(Dataset rows for apps and sites)
____

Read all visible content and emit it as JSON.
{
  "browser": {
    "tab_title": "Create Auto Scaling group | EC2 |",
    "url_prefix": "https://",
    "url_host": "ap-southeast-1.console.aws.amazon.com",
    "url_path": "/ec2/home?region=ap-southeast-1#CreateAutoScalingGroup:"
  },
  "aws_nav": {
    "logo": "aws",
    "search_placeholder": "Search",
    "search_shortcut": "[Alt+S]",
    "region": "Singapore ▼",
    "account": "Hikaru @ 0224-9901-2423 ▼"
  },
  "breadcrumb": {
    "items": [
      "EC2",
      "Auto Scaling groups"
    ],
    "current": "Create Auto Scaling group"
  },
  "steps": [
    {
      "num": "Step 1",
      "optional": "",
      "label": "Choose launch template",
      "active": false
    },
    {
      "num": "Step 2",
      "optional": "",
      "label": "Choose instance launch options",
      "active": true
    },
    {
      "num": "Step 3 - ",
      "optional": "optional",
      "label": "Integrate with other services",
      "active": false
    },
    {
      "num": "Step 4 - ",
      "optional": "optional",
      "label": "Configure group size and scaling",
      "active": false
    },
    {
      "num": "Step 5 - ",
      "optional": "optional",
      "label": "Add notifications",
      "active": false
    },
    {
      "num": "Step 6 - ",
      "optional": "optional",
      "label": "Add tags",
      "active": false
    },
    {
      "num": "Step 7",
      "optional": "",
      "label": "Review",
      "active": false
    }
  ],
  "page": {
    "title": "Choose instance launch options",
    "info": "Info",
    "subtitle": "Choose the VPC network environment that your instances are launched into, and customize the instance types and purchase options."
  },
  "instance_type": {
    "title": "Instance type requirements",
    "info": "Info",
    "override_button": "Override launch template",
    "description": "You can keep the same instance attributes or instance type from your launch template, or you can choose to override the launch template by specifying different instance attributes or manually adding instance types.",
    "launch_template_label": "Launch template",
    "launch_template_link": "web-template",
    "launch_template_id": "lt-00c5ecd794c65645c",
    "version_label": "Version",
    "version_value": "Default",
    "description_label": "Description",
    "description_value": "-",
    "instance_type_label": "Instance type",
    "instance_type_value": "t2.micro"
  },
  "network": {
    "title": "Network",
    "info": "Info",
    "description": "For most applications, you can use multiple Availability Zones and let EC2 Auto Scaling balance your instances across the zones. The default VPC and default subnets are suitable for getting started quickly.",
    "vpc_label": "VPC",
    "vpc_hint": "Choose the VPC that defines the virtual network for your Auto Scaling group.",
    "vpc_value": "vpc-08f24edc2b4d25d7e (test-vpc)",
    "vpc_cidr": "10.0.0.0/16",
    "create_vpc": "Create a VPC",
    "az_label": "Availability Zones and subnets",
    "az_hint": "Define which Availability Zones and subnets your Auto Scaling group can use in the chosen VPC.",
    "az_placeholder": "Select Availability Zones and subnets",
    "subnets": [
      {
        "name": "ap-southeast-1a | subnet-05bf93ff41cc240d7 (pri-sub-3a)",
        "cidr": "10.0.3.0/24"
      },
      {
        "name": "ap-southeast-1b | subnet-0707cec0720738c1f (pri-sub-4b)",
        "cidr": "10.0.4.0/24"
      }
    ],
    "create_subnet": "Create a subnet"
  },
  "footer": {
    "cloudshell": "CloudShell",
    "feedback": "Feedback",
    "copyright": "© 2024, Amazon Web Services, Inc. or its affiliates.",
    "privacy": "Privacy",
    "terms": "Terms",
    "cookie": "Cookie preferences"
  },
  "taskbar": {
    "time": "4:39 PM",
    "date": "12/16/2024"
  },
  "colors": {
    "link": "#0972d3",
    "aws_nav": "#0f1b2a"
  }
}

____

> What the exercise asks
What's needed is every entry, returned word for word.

> Output
Read all visible content and emit it as JSON.
{
  "browser": {
    "tab_title": "Create Auto Scaling group | EC2 |",
    "url_prefix": "https://",
    "url_host": "ap-southeast-1.console.aws.amazon.com",
    "url_path": "/ec2/home?region=ap-southeast-1#CreateAutoScalingGroup:"
  },
  "aws_nav": {
    "logo": "aws",
    "search_placeholder": "Search",
    "search_shortcut": "[Alt+S]",
    "region": "Singapore ▼",
    "account": "Hikaru @ 0224-9901-2423 ▼"
  },
  "breadcrumb": {
    "items": [
      "EC2",
      "Auto Scaling groups"
    ],
    "current": "Create Auto Scaling group"
  },
  "steps": [
    {
      "num": "Step 1",
      "optional": "",
      "label": "Choose launch template",
      "active": false
    },
    {
      "num": "Step 2",
      "optional": "",
      "label": "Choose instance launch options",
      "active": true
    },
    {
      "num": "Step 3 - ",
      "optional": "optional",
      "label": "Integrate with other services",
      "active": false
    },
    {
      "num": "Step 4 - ",
      "optional": "optional",
      "label": "Configure group size and scaling",
      "active": false
    },
    {
      "num": "Step 5 - ",
      "optional": "optional",
      "label": "Add notifications",
      "active": false
    },
    {
      "num": "Step 6 - ",
      "optional": "optional",
      "label": "Add tags",
      "active": false
    },
    {
      "num": "Step 7",
      "optional": "",
      "label": "Review",
      "active": false
    }
  ],
  "page": {
    "title": "Choose instance launch options",
    "info": "Info",
    "subtitle": "Choose the VPC network environment that your instances are launched into, and customize the instance types and purchase options."
  },
  "instance_type": {
    "title": "Instance type requirements",
    "info": "Info",
    "override_button": "Override launch template",
    "description": "You can keep the same instance attributes or instance type from your launch template, or you can choose to override the launch template by specifying different instance attributes or manually adding instance types.",
    "launch_template_label": "Launch template",
    "launch_template_link": "web-template",
    "launch_template_id": "lt-00c5ecd794c65645c",
    "version_label": "Version",
    "version_value": "Default",
    "description_label": "Description",
    "description_value": "-",
    "instance_type_label": "Instance type",
    "instance_type_value": "t2.micro"
  },
  "network": {
    "title": "Network",
    "info": "Info",
    "description": "For most applications, you can use multiple Availability Zones and let EC2 Auto Scaling balance your instances across the zones. The default VPC and default subnets are suitable for getting started quickly.",
    "vpc_label": "VPC",
    "vpc_hint": "Choose the VPC that defines the virtual network for your Auto Scaling group.",
    "vpc_value": "vpc-08f24edc2b4d25d7e (test-vpc)",
    "vpc_cidr": "10.0.0.0/16",
    "create_vpc": "Create a VPC",
    "az_label": "Availability Zones and subnets",
    "az_hint": "Define which Availability Zones and subnets your Auto Scaling group can use in the chosen VPC.",
    "az_placeholder": "Select Availability Zones and subnets",
    "subnets": [
      {
        "name": "ap-southeast-1a | subnet-05bf93ff41cc240d7 (pri-sub-3a)",
        "cidr": "10.0.3.0/24"
      },
      {
        "name": "ap-southeast-1b | subnet-0707cec0720738c1f (pri-sub-4b)",
        "cidr": "10.0.4.0/24"
      }
    ],
    "create_subnet": "Create a subnet"
  },
  "footer": {
    "cloudshell": "CloudShell",
    "feedback": "Feedback",
    "copyright": "© 2024, Amazon Web Services, Inc. or its affiliates.",
    "privacy": "Privacy",
    "terms": "Terms",
    "cookie": "Cookie preferences"
  },
  "taskbar": {
    "time": "4:39 PM",
    "date": "12/16/2024"
  },
  "colors": {
    "link": "#0972d3",
    "aws_nav": "#0f1b2a"
  }
}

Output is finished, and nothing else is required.